-- Assignment --
Every line below should come back exactly as written, though the pictures stay out.

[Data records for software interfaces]
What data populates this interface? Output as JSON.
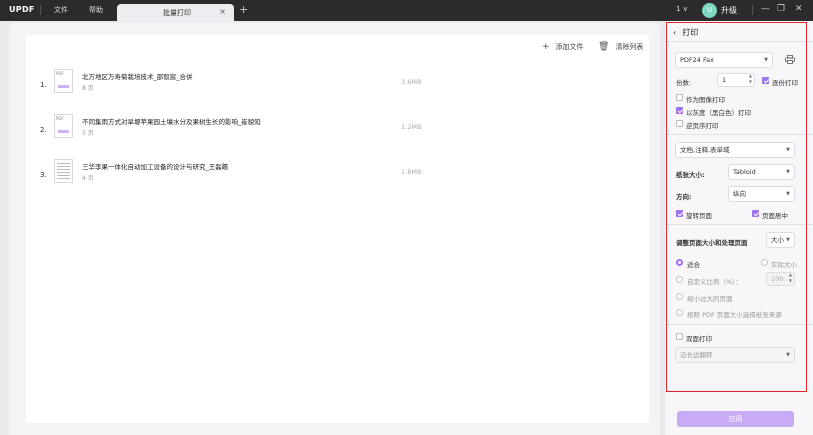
{
  "titlebar": {
    "logo": "UPDF",
    "menu": [
      "文件",
      "帮助"
    ],
    "tab_title": "批量打印",
    "tab_close": "×",
    "tab_add": "+",
    "page_indicator": "1",
    "page_chevron": "∨",
    "avatar_letter": "U",
    "upgrade_label": "升级",
    "minimize": "—",
    "restore": "❐",
    "close": "✕"
  },
  "toolbar": {
    "add_file_icon": "+",
    "add_file_label": "添加文件",
    "clear_icon": "🗑",
    "clear_label": "清除列表"
  },
  "files": [
    {
      "index": "1.",
      "thumb": "PDF",
      "name": "北方地区万寿菊栽培技术_邵智宸_合併",
      "pages": "8 页",
      "size": "3.6MB"
    },
    {
      "index": "2.",
      "thumb": "PDF",
      "name": "不同集雨方式对旱塬苹果园土壤水分及果树生长的影响_崔貌陷",
      "pages": "5 页",
      "size": "1.2MB"
    },
    {
      "index": "3.",
      "thumb": "",
      "name": "三华李果一体化自动加工设备的设计与研究_王磊瞻",
      "pages": "4 页",
      "size": "1.8MB"
    }
  ],
  "panel": {
    "back": "‹",
    "title": "打印",
    "printer": "PDF24 Fax",
    "copies_label": "份数:",
    "copies_value": "1",
    "collate_label": "逐份打印",
    "print_as_image": "作为图像打印",
    "print_grayscale": "以灰度（黑白色）打印",
    "reverse_print": "逆页序打印",
    "content": "文档,注释,表单域",
    "paper_size_label": "纸张大小:",
    "paper_size_value": "Tabloid",
    "orientation_label": "方向:",
    "orientation_value": "纵向",
    "auto_rotate": "旋转页面",
    "center_page": "页面居中",
    "scaling_title": "调整页面大小和处理页面",
    "scaling_mode": "大小",
    "fit": "适合",
    "actual_size": "实际大小",
    "custom_scale_label": "自定义比例（%）：",
    "custom_scale_value": "100",
    "shrink_oversized": "缩小过大的页面",
    "choose_paper_by_pdf": "按照 PDF 页面大小选择纸张来源",
    "duplex": "双面打印",
    "flip_edge": "沿长边翻转",
    "apply": "应用"
  },
  "colors": {
    "accent": "#9b72f0",
    "highlight": "#e0252b",
    "titlebar": "#2b2b2e"
  }
}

-- Result of the exercise --
What data populates this interface? Output as JSON.
{
  "titlebar": {
    "logo": "UPDF",
    "menu": [
      "文件",
      "帮助"
    ],
    "tab_title": "批量打印",
    "tab_close": "×",
    "tab_add": "+",
    "page_indicator": "1",
    "page_chevron": "∨",
    "avatar_letter": "U",
    "upgrade_label": "升级",
    "minimize": "—",
    "restore": "❐",
    "close": "✕"
  },
  "toolbar": {
    "add_file_icon": "+",
    "add_file_label": "添加文件",
    "clear_icon": "🗑",
    "clear_label": "清除列表"
  },
  "files": [
    {
      "index": "1.",
      "thumb": "PDF",
      "name": "北方地区万寿菊栽培技术_邵智宸_合併",
      "pages": "8 页",
      "size": "3.6MB"
    },
    {
      "index": "2.",
      "thumb": "PDF",
      "name": "不同集雨方式对旱塬苹果园土壤水分及果树生长的影响_崔貌陷",
      "pages": "5 页",
      "size": "1.2MB"
    },
    {
      "index": "3.",
      "thumb": "",
      "name": "三华李果一体化自动加工设备的设计与研究_王磊瞻",
      "pages": "4 页",
      "size": "1.8MB"
    }
  ],
  "panel": {
    "back": "‹",
    "title": "打印",
    "printer": "PDF24 Fax",
    "copies_label": "份数:",
    "copies_value": "1",
    "collate_label": "逐份打印",
    "print_as_image": "作为图像打印",
    "print_grayscale": "以灰度（黑白色）打印",
    "reverse_print": "逆页序打印",
    "content": "文档,注释,表单域",
    "paper_size_label": "纸张大小:",
    "paper_size_value": "Tabloid",
    "orientation_label": "方向:",
    "orientation_value": "纵向",
    "auto_rotate": "旋转页面",
    "center_page": "页面居中",
    "scaling_title": "调整页面大小和处理页面",
    "scaling_mode": "大小",
    "fit": "适合",
    "actual_size": "实际大小",
    "custom_scale_label": "自定义比例（%）：",
    "custom_scale_value": "100",
    "shrink_oversized": "缩小过大的页面",
    "choose_paper_by_pdf": "按照 PDF 页面大小选择纸张来源",
    "duplex": "双面打印",
    "flip_edge": "沿长边翻转",
    "apply": "应用"
  },
  "colors": {
    "accent": "#9b72f0",
    "highlight": "#e0252b",
    "titlebar": "#2b2b2e"
  }
}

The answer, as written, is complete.